Some protection has been provided by the twenty-five thousand year old sand dunes that form the boundary between the lake and the sea.  Filtering the water, they provide some haven for the smaller aquatic freshwater creatures, who then wait for the salt levels to drop in the main water body as it has done in the past.  But with global warming –predicted to make southern Africa hotter and drier – and the increasing demand for fresh water for industry and people upstream, how long will they have to wait for that?  

Enjoying a sunset glass of wine. Guess who took the picture.

Well, Stan and I are now in the Kalahari doing research for our new book. At least it’s supposed to be dry here…

Michael - Thursday


  1. isiZulu sounds like a language spoken at the headquarters for Apple Corp. So sorry to hear the 'but' in your story, but (ack) it's all too common these days. Fortunately, I'm told by our highly knowledgeable and trustworthy congresscritters that global warming isn't real, so you can rest easy that plenty of rainfall will soon return. No need to worry yourself. Sleep easy.

  2. iMichael, the iPhotos are iSplendid. iThank you for giving us these glimpses of a iBeautiful iPlace. iI iSpeak iApple, even if iI can't iSpeak isiZulu.

  3. My guess is that the photographer of the final photo specializes in capturing rare, but never old, birds in their natural habitat.

    What a lovely part of the world you live in, Michael. Over here these days we only seem to have the "buts." And by "here" I'm covering both places I call home.

  4. So glad to hear we don't have to worry about global warming! I feel much better now.

    I'm looking forward to the iTranslator!

  5. Thanks for this, Michael. I saw my first Leopard on the way from the N2 to the wetlands. It just crossed a dirt road in front of our car. We were flabbergasted. This was on the way back from Kosi Bay which has its own magic.

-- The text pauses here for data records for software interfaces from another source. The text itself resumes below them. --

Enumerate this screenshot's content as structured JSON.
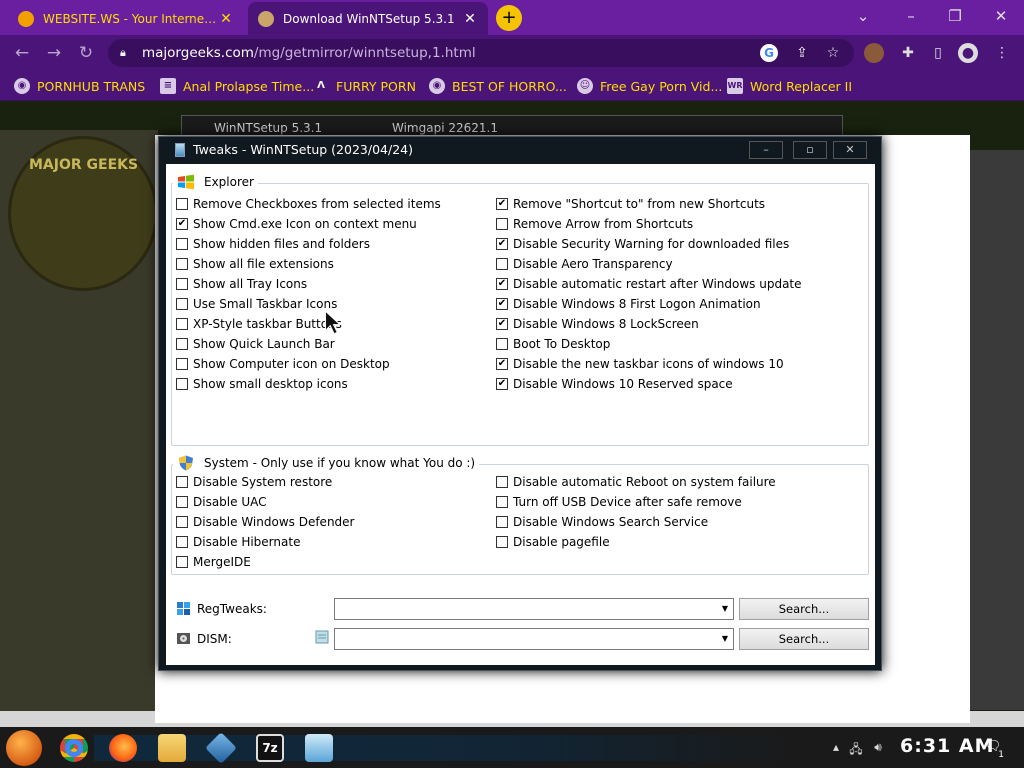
{
  "browser": {
    "tabs": [
      {
        "title": "WEBSITE.WS - Your Internet Ad",
        "active": false
      },
      {
        "title": "Download WinNTSetup 5.3.1",
        "active": true
      }
    ],
    "url_host": "majorgeeks.com",
    "url_path": "/mg/getmirror/winntsetup,1.html",
    "bookmarks": [
      "PORNHUB TRANS",
      "Anal Prolapse Time...",
      "FURRY PORN",
      "BEST OF HORRO...",
      "Free Gay Porn Vid...",
      "Word Replacer II"
    ],
    "colors": {
      "tabstrip": "#6a1fa0",
      "toolbar": "#4b1478",
      "bookmark_text": "#ffde00"
    }
  },
  "background_window": {
    "title": "WinNTSetup 5.3.1",
    "wimgapi": "Wimgapi 22621.1"
  },
  "dialog": {
    "title": "Tweaks - WinNTSetup (2023/04/24)",
    "explorer": {
      "legend": "Explorer",
      "left": [
        {
          "label": "Remove Checkboxes from selected items",
          "checked": false
        },
        {
          "label": "Show Cmd.exe Icon on context menu",
          "checked": true
        },
        {
          "label": "Show hidden files and folders",
          "checked": false
        },
        {
          "label": "Show all file extensions",
          "checked": false
        },
        {
          "label": "Show all Tray Icons",
          "checked": false
        },
        {
          "label": "Use Small Taskbar Icons",
          "checked": false
        },
        {
          "label": "XP-Style taskbar Buttons",
          "checked": false
        },
        {
          "label": "Show Quick Launch Bar",
          "checked": false
        },
        {
          "label": "Show Computer icon on Desktop",
          "checked": false
        },
        {
          "label": "Show small desktop icons",
          "checked": false
        }
      ],
      "right": [
        {
          "label": "Remove \"Shortcut to\" from new Shortcuts",
          "checked": true
        },
        {
          "label": "Remove Arrow from Shortcuts",
          "checked": false
        },
        {
          "label": "Disable Security Warning for downloaded files",
          "checked": true
        },
        {
          "label": "Disable Aero Transparency",
          "checked": false
        },
        {
          "label": "Disable automatic restart after Windows update",
          "checked": true
        },
        {
          "label": "Disable Windows 8 First Logon Animation",
          "checked": true
        },
        {
          "label": "Disable Windows 8 LockScreen",
          "checked": true
        },
        {
          "label": "Boot To Desktop",
          "checked": false
        },
        {
          "label": "Disable the new taskbar icons of windows 10",
          "checked": true
        },
        {
          "label": "Disable Windows 10 Reserved space",
          "checked": true
        }
      ]
    },
    "system": {
      "legend": "System - Only use if you know what You do :)",
      "left": [
        {
          "label": "Disable System restore",
          "checked": false
        },
        {
          "label": "Disable UAC",
          "checked": false
        },
        {
          "label": "Disable Windows Defender",
          "checked": false
        },
        {
          "label": "Disable Hibernate",
          "checked": false
        },
        {
          "label": "MergeIDE",
          "checked": false
        }
      ],
      "right": [
        {
          "label": "Disable automatic Reboot on system failure",
          "checked": false
        },
        {
          "label": "Turn off USB Device after safe remove",
          "checked": false
        },
        {
          "label": "Disable Windows Search Service",
          "checked": false
        },
        {
          "label": "Disable pagefile",
          "checked": false
        }
      ]
    },
    "regtweaks": {
      "label": "RegTweaks:",
      "value": "",
      "button": "Search..."
    },
    "dism": {
      "label": "DISM:",
      "value": "",
      "button": "Search..."
    }
  },
  "taskbar": {
    "clock": "6:31 AM",
    "notification_count": "1"
  }
}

    I was sorry to read about the "but." Ecosystems are such fragile things.

  6. Thanks, Michael. My friends didn't believe there could still be leopards in the area! Leopards are great survivors.